* [Task item] Wherever the string "description" turns up in the data, copy the whole line.

┌─ Data supplied

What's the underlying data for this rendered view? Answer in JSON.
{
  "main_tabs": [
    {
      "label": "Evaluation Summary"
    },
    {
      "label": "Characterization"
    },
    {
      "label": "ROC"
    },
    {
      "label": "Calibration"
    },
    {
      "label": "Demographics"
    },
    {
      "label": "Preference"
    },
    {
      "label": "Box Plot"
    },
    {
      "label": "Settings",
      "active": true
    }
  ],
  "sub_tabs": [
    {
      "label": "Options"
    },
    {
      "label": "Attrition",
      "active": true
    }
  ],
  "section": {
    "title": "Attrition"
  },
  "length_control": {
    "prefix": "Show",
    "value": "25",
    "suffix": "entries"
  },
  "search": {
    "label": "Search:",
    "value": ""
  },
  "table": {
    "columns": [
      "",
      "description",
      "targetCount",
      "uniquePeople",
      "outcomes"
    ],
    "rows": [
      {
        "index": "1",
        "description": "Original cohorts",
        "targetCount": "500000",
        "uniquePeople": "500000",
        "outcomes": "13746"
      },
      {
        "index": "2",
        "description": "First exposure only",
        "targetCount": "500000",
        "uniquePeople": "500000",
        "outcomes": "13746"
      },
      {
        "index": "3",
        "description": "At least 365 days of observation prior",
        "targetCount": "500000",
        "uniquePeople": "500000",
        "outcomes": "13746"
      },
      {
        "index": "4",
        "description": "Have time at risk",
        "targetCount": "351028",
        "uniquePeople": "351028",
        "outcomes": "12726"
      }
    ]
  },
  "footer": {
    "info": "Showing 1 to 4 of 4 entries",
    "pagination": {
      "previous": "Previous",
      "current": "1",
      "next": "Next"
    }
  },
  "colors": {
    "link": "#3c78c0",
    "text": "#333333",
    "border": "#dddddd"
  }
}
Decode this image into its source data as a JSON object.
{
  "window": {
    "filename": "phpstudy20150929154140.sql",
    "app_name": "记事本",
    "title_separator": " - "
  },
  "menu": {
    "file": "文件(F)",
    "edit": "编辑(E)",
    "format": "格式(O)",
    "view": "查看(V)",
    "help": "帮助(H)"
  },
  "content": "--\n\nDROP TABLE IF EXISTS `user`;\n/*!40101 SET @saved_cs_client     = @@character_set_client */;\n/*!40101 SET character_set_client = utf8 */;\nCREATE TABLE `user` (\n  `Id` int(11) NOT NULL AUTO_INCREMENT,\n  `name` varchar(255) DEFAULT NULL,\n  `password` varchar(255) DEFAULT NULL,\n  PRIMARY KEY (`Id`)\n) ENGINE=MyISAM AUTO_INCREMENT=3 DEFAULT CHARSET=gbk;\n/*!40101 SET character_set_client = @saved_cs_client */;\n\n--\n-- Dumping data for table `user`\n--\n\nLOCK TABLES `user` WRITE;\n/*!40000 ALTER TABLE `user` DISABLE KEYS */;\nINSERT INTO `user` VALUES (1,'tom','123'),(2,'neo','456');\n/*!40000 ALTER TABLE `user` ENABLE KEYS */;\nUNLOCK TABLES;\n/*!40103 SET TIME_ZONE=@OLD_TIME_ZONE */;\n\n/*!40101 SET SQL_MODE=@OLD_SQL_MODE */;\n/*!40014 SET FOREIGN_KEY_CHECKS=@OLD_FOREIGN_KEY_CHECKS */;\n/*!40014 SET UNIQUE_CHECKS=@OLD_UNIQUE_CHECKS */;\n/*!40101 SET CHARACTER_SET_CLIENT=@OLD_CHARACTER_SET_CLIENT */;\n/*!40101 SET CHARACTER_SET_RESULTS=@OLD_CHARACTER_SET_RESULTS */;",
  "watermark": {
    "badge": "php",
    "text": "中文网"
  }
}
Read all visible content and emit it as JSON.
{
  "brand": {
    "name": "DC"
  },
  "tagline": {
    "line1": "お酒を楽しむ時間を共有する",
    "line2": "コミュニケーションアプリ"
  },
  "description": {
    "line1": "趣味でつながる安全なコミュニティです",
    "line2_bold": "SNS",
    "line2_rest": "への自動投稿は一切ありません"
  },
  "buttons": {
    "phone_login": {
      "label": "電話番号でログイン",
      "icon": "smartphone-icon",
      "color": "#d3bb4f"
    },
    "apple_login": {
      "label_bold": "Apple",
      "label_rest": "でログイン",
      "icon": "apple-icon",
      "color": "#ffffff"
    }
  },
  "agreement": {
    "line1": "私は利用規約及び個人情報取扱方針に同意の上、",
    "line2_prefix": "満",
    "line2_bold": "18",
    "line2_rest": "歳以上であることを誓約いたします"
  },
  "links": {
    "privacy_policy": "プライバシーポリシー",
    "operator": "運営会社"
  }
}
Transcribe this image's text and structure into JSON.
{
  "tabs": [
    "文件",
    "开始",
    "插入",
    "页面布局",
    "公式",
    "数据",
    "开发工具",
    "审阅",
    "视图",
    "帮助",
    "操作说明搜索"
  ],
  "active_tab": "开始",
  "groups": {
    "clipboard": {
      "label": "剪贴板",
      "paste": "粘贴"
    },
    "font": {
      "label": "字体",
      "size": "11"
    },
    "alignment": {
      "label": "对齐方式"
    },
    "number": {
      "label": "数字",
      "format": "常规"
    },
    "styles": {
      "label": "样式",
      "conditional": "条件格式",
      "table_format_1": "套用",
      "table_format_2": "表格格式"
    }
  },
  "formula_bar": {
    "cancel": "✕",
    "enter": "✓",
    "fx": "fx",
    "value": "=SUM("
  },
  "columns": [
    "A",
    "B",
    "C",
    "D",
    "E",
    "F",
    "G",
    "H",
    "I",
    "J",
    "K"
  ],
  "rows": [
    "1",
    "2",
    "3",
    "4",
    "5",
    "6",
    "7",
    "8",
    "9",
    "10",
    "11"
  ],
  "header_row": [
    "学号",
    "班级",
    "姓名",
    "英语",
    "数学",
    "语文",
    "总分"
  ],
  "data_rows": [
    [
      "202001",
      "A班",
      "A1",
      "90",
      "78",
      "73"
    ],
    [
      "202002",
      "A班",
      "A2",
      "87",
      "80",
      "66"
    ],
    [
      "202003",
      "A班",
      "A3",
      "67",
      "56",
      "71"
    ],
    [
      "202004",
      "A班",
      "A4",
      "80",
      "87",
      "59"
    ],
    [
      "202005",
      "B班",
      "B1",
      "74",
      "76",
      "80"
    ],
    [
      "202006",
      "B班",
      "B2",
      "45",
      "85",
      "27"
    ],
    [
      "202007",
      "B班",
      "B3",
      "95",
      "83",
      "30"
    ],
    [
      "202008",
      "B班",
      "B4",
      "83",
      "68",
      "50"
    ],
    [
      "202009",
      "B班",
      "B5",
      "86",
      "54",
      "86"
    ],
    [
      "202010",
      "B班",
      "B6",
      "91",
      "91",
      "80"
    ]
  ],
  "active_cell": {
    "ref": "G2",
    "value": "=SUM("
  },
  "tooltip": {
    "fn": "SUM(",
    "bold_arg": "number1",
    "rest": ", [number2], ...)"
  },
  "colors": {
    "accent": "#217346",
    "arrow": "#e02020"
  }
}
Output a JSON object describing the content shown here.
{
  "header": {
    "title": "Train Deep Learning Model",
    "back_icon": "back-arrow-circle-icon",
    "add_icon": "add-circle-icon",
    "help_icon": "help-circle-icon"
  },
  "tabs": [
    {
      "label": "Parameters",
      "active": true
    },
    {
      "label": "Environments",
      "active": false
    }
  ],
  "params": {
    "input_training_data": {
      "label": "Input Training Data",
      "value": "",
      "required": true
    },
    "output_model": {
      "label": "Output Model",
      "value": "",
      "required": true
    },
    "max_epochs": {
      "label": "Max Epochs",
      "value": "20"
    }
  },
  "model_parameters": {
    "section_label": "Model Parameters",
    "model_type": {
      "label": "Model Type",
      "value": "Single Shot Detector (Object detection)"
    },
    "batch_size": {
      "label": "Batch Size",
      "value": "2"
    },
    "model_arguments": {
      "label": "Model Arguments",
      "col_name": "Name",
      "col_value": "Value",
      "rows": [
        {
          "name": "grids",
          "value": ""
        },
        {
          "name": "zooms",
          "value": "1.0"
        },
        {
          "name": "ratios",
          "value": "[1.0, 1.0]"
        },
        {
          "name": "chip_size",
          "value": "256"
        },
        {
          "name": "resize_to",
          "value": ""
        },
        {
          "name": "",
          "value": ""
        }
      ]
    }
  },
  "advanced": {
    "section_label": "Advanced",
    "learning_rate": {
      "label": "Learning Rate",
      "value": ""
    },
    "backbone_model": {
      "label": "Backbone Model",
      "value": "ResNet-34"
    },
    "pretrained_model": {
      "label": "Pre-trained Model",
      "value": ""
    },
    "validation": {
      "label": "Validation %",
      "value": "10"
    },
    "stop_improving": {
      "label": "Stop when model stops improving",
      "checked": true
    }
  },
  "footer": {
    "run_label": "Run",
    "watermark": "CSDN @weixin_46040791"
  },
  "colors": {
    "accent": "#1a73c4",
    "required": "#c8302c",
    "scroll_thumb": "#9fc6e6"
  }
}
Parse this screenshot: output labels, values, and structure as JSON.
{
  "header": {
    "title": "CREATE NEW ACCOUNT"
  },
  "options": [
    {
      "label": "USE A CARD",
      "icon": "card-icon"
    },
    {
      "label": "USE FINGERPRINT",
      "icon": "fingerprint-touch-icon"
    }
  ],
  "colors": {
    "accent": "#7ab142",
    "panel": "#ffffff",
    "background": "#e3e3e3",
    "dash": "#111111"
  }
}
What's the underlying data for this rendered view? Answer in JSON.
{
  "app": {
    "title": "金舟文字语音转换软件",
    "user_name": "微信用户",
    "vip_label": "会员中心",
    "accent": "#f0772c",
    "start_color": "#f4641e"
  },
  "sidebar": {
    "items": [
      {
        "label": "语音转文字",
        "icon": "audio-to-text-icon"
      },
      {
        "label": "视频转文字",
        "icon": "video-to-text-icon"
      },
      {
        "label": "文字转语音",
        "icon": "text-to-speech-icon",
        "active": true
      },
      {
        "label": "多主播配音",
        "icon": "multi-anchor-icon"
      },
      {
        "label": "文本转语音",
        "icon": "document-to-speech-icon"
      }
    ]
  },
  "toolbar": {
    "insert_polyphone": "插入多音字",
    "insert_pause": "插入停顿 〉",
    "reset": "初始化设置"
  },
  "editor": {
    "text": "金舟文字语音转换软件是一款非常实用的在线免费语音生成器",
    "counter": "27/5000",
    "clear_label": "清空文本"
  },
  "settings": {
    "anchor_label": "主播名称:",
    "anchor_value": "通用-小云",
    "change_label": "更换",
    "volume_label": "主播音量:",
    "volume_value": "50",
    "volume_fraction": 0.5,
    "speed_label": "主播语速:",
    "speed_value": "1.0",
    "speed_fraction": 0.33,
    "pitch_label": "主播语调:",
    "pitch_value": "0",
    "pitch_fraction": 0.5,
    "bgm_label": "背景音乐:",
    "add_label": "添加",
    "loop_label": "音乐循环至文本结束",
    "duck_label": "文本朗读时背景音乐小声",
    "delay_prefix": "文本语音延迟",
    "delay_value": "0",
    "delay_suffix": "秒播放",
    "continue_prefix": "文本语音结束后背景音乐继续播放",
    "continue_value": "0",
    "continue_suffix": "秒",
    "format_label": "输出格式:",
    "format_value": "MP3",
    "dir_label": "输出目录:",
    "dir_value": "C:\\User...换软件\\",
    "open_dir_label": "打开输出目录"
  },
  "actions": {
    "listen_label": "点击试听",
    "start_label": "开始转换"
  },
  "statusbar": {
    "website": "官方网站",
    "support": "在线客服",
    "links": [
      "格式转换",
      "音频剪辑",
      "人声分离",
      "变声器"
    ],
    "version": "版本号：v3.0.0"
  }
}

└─

* [Task solution]
      "description",
        "description": "Original cohorts",
        "description": "First exposure only",
        "description": "At least 365 days of observation prior",
        "description": "Have time at risk",
  "description": {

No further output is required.